-------- THE DATA --------

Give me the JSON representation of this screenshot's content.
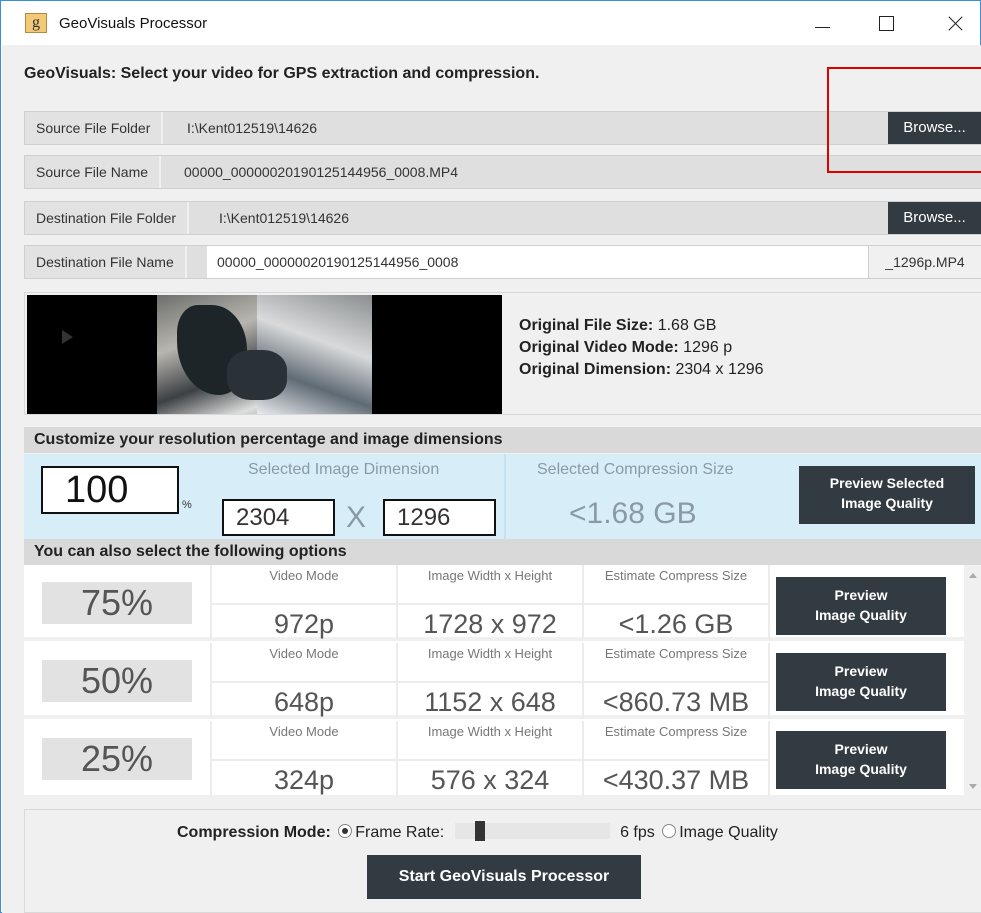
{
  "window": {
    "icon_glyph": "g",
    "title": "GeoVisuals Processor"
  },
  "heading": "GeoVisuals: Select your video for GPS extraction and compression.",
  "source": {
    "folder_label": "Source File Folder",
    "folder_value": "I:\\Kent012519\\14626",
    "browse_label": "Browse...",
    "name_label": "Source File Name",
    "name_value": "00000_00000020190125144956_0008.MP4"
  },
  "destination": {
    "folder_label": "Destination File Folder",
    "folder_value": "I:\\Kent012519\\14626",
    "browse_label": "Browse...",
    "name_label": "Destination File Name",
    "name_value": "00000_00000020190125144956_0008",
    "suffix": "_1296p.MP4"
  },
  "original": {
    "size_label": "Original File Size:",
    "size_value": "1.68 GB",
    "mode_label": "Original Video Mode:",
    "mode_value": "1296 p",
    "dim_label": "Original Dimension:",
    "dim_value": "2304 x 1296"
  },
  "customize": {
    "title": "Customize your resolution percentage and image dimensions",
    "percent": "100",
    "percent_sign": "%",
    "dim_header": "Selected Image Dimension",
    "width": "2304",
    "x_sep": "X",
    "height": "1296",
    "comp_header": "Selected Compression Size",
    "comp_value": "<1.68 GB",
    "preview_line1": "Preview Selected",
    "preview_line2": "Image Quality"
  },
  "options": {
    "title": "You can also select the following options",
    "col_mode": "Video Mode",
    "col_dim": "Image Width x Height",
    "col_size": "Estimate Compress Size",
    "preview_line1": "Preview",
    "preview_line2": "Image Quality",
    "items": [
      {
        "pct": "75%",
        "mode": "972p",
        "dim": "1728 x 972",
        "size": "<1.26 GB"
      },
      {
        "pct": "50%",
        "mode": "648p",
        "dim": "1152 x 648",
        "size": "<860.73 MB"
      },
      {
        "pct": "25%",
        "mode": "324p",
        "dim": "576 x 324",
        "size": "<430.37 MB"
      }
    ]
  },
  "compression": {
    "label": "Compression Mode:",
    "frame_rate": "Frame Rate:",
    "fps": "6 fps",
    "image_quality": "Image Quality",
    "selected": "frame_rate"
  },
  "start_button": "Start GeoVisuals Processor"
}
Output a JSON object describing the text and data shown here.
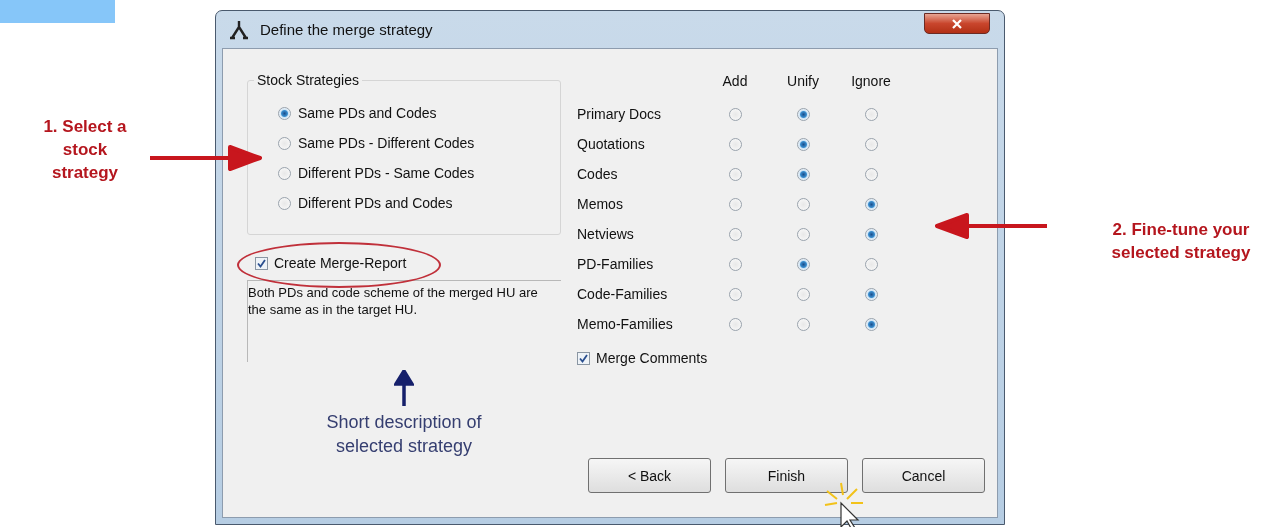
{
  "window": {
    "title": "Define the merge strategy"
  },
  "stock_strategies": {
    "title": "Stock Strategies",
    "options": [
      {
        "label": "Same PDs and Codes",
        "selected": true
      },
      {
        "label": "Same PDs - Different Codes",
        "selected": false
      },
      {
        "label": "Different PDs - Same Codes",
        "selected": false
      },
      {
        "label": "Different PDs and Codes",
        "selected": false
      }
    ]
  },
  "create_report": {
    "label": "Create Merge-Report",
    "checked": true
  },
  "description": "Both PDs and code scheme of the merged HU are the same as in the target HU.",
  "matrix": {
    "columns": [
      "Add",
      "Unify",
      "Ignore"
    ],
    "rows": [
      {
        "label": "Primary Docs",
        "choices": [
          {
            "selected": false
          },
          {
            "selected": true
          },
          {
            "selected": false
          }
        ]
      },
      {
        "label": "Quotations",
        "choices": [
          {
            "selected": false
          },
          {
            "selected": true
          },
          {
            "selected": false
          }
        ]
      },
      {
        "label": "Codes",
        "choices": [
          {
            "selected": false
          },
          {
            "selected": true
          },
          {
            "selected": false
          }
        ]
      },
      {
        "label": "Memos",
        "choices": [
          {
            "selected": false
          },
          {
            "selected": false
          },
          {
            "selected": true
          }
        ]
      },
      {
        "label": "Netviews",
        "choices": [
          {
            "selected": false
          },
          {
            "selected": false
          },
          {
            "selected": true
          }
        ]
      },
      {
        "label": "PD-Families",
        "choices": [
          {
            "selected": false
          },
          {
            "selected": true
          },
          {
            "selected": false
          }
        ]
      },
      {
        "label": "Code-Families",
        "choices": [
          {
            "selected": false
          },
          {
            "selected": false
          },
          {
            "selected": true
          }
        ]
      },
      {
        "label": "Memo-Families",
        "choices": [
          {
            "selected": false
          },
          {
            "selected": false
          },
          {
            "selected": true
          }
        ]
      }
    ]
  },
  "merge_comments": {
    "label": "Merge Comments",
    "checked": true
  },
  "buttons": [
    "< Back",
    "Finish",
    "Cancel"
  ],
  "annotations": {
    "left": "1. Select a\nstock\nstrategy",
    "right": "2. Fine-tune your\nselected strategy",
    "description": "Short description of\nselected strategy"
  }
}
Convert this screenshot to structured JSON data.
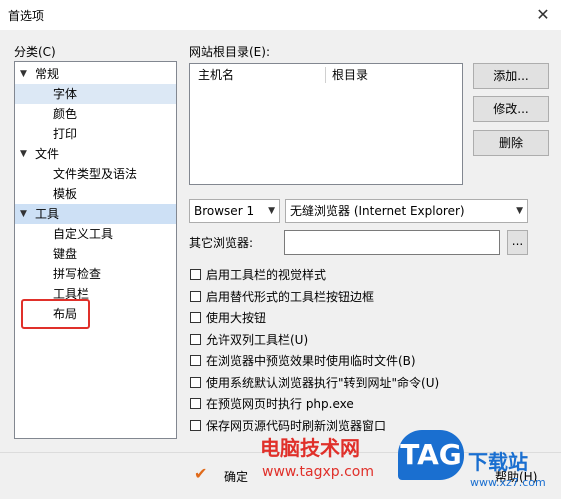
{
  "window": {
    "title": "首选项",
    "close_label": "✕"
  },
  "category_label": "分类(C)",
  "tree": [
    {
      "label": "常规",
      "level": 0,
      "expanded": true,
      "selected": false
    },
    {
      "label": "字体",
      "level": 1,
      "selected": true
    },
    {
      "label": "颜色",
      "level": 1,
      "selected": false
    },
    {
      "label": "打印",
      "level": 1,
      "selected": false
    },
    {
      "label": "文件",
      "level": 0,
      "expanded": true,
      "selected": false
    },
    {
      "label": "文件类型及语法",
      "level": 1,
      "selected": false
    },
    {
      "label": "模板",
      "level": 1,
      "selected": false
    },
    {
      "label": "工具",
      "level": 0,
      "expanded": true,
      "selected": true
    },
    {
      "label": "自定义工具",
      "level": 1,
      "selected": false
    },
    {
      "label": "键盘",
      "level": 1,
      "selected": false
    },
    {
      "label": "拼写检查",
      "level": 1,
      "selected": false
    },
    {
      "label": "工具栏",
      "level": 1,
      "selected": false
    },
    {
      "label": "布局",
      "level": 1,
      "selected": false
    }
  ],
  "site_root": {
    "label": "网站根目录(E):",
    "columns": [
      "主机名",
      "根目录"
    ],
    "buttons": {
      "add": "添加...",
      "edit": "修改...",
      "delete": "删除"
    }
  },
  "browser": {
    "slot_value": "Browser 1",
    "browser_value": "无缝浏览器 (Internet Explorer)",
    "other_label": "其它浏览器:",
    "other_value": "",
    "browse_label": "..."
  },
  "options": [
    {
      "label": "启用工具栏的视觉样式",
      "checked": false
    },
    {
      "label": "启用替代形式的工具栏按钮边框",
      "checked": false
    },
    {
      "label": "使用大按钮",
      "checked": false
    },
    {
      "label": "允许双列工具栏(U)",
      "checked": false
    },
    {
      "label": "在浏览器中预览效果时使用临时文件(B)",
      "checked": false
    },
    {
      "label": "使用系统默认浏览器执行\"转到网址\"命令(U)",
      "checked": false
    },
    {
      "label": "在预览网页时执行 php.exe",
      "checked": false
    },
    {
      "label": "保存网页源代码时刷新浏览器窗口",
      "checked": false
    }
  ],
  "footer": {
    "ok_label": "确定",
    "help_label": "帮助(H)"
  },
  "watermark": {
    "title": "电脑技术网",
    "url": "www.tagxp.com",
    "logo": "TAG",
    "cn": "下载站",
    "url2": "www.xz7.com"
  },
  "colors": {
    "selection": "#dce8f5",
    "highlight_box": "#e0302a",
    "watermark_blue": "#1a6fd0"
  }
}
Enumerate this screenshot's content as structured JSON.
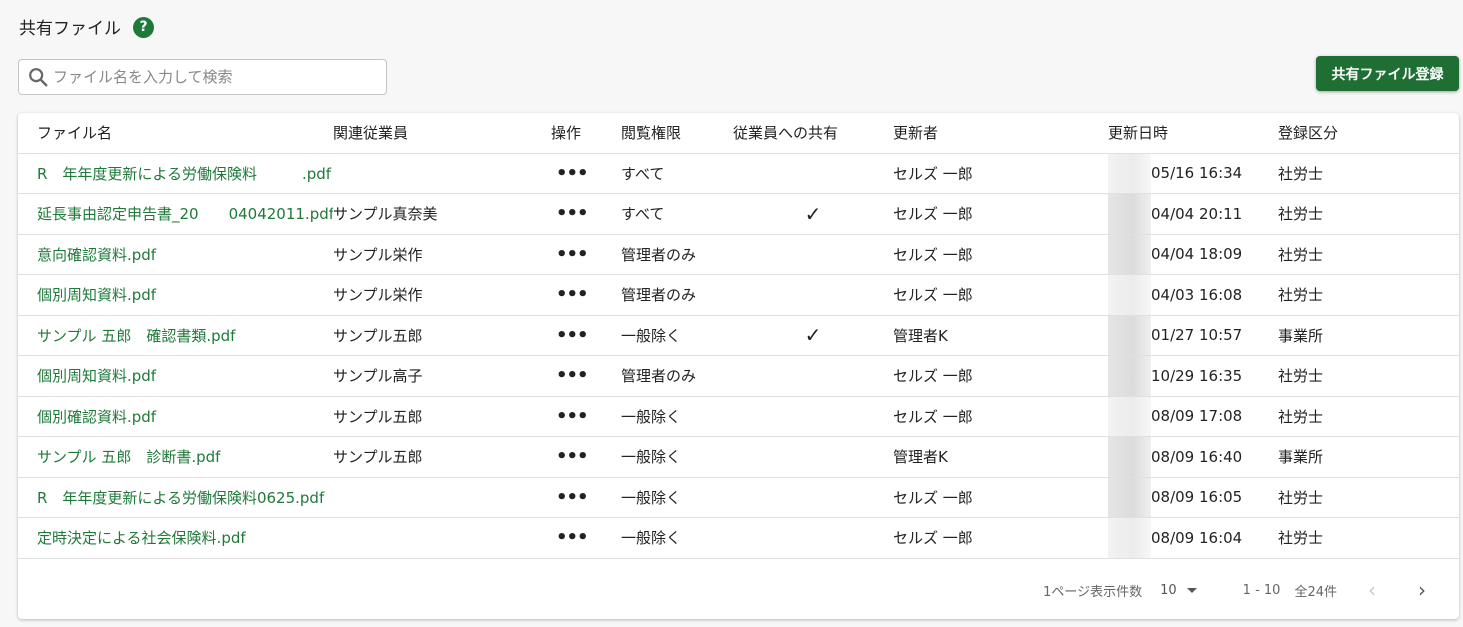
{
  "page": {
    "title": "共有ファイル",
    "help_icon": "?"
  },
  "search": {
    "placeholder": "ファイル名を入力して検索",
    "value": ""
  },
  "toolbar": {
    "register_label": "共有ファイル登録"
  },
  "table": {
    "headers": {
      "file": "ファイル名",
      "employee": "関連従業員",
      "ops": "操作",
      "permission": "閲覧権限",
      "share": "従業員への共有",
      "updater": "更新者",
      "updated_at": "更新日時",
      "category": "登録区分"
    },
    "rows": [
      {
        "file": "R　年年度更新による労働保険料　　　.pdf",
        "employee": "",
        "ops": "•••",
        "permission": "すべて",
        "share": "",
        "updater": "セルズ 一郎",
        "updated_at": "05/16 16:34",
        "category": "社労士"
      },
      {
        "file": "延長事由認定申告書_20　　04042011.pdf",
        "employee": "サンプル真奈美",
        "ops": "•••",
        "permission": "すべて",
        "share": "✓",
        "updater": "セルズ 一郎",
        "updated_at": "04/04 20:11",
        "category": "社労士"
      },
      {
        "file": "意向確認資料.pdf",
        "employee": "サンプル栄作",
        "ops": "•••",
        "permission": "管理者のみ",
        "share": "",
        "updater": "セルズ 一郎",
        "updated_at": "04/04 18:09",
        "category": "社労士"
      },
      {
        "file": "個別周知資料.pdf",
        "employee": "サンプル栄作",
        "ops": "•••",
        "permission": "管理者のみ",
        "share": "",
        "updater": "セルズ 一郎",
        "updated_at": "04/03 16:08",
        "category": "社労士"
      },
      {
        "file": "サンプル 五郎　確認書類.pdf",
        "employee": "サンプル五郎",
        "ops": "•••",
        "permission": "一般除く",
        "share": "✓",
        "updater": "管理者K",
        "updated_at": "01/27 10:57",
        "category": "事業所"
      },
      {
        "file": "個別周知資料.pdf",
        "employee": "サンプル高子",
        "ops": "•••",
        "permission": "管理者のみ",
        "share": "",
        "updater": "セルズ 一郎",
        "updated_at": "10/29 16:35",
        "category": "社労士"
      },
      {
        "file": "個別確認資料.pdf",
        "employee": "サンプル五郎",
        "ops": "•••",
        "permission": "一般除く",
        "share": "",
        "updater": "セルズ 一郎",
        "updated_at": "08/09 17:08",
        "category": "社労士"
      },
      {
        "file": "サンプル 五郎　診断書.pdf",
        "employee": "サンプル五郎",
        "ops": "•••",
        "permission": "一般除く",
        "share": "",
        "updater": "管理者K",
        "updated_at": "08/09 16:40",
        "category": "事業所"
      },
      {
        "file": "R　年年度更新による労働保険料0625.pdf",
        "employee": "",
        "ops": "•••",
        "permission": "一般除く",
        "share": "",
        "updater": "セルズ 一郎",
        "updated_at": "08/09 16:05",
        "category": "社労士"
      },
      {
        "file": "定時決定による社会保険料.pdf",
        "employee": "",
        "ops": "•••",
        "permission": "一般除く",
        "share": "",
        "updater": "セルズ 一郎",
        "updated_at": "08/09 16:04",
        "category": "社労士"
      }
    ]
  },
  "pagination": {
    "rows_per_page_label": "1ページ表示件数",
    "rows_per_page": "10",
    "range": "1 - 10",
    "total": "全24件",
    "prev_icon": "‹",
    "next_icon": "›"
  },
  "colors": {
    "accent": "#1f7a3a",
    "button": "#1f6e34"
  }
}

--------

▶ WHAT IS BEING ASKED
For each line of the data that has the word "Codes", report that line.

▶ RESULT
        "label": "Same PDs and Codes",
        "label": "Same PDs - Different Codes",
        "label": "Different PDs - Same Codes",
        "label": "Different PDs and Codes",
        "label": "Codes",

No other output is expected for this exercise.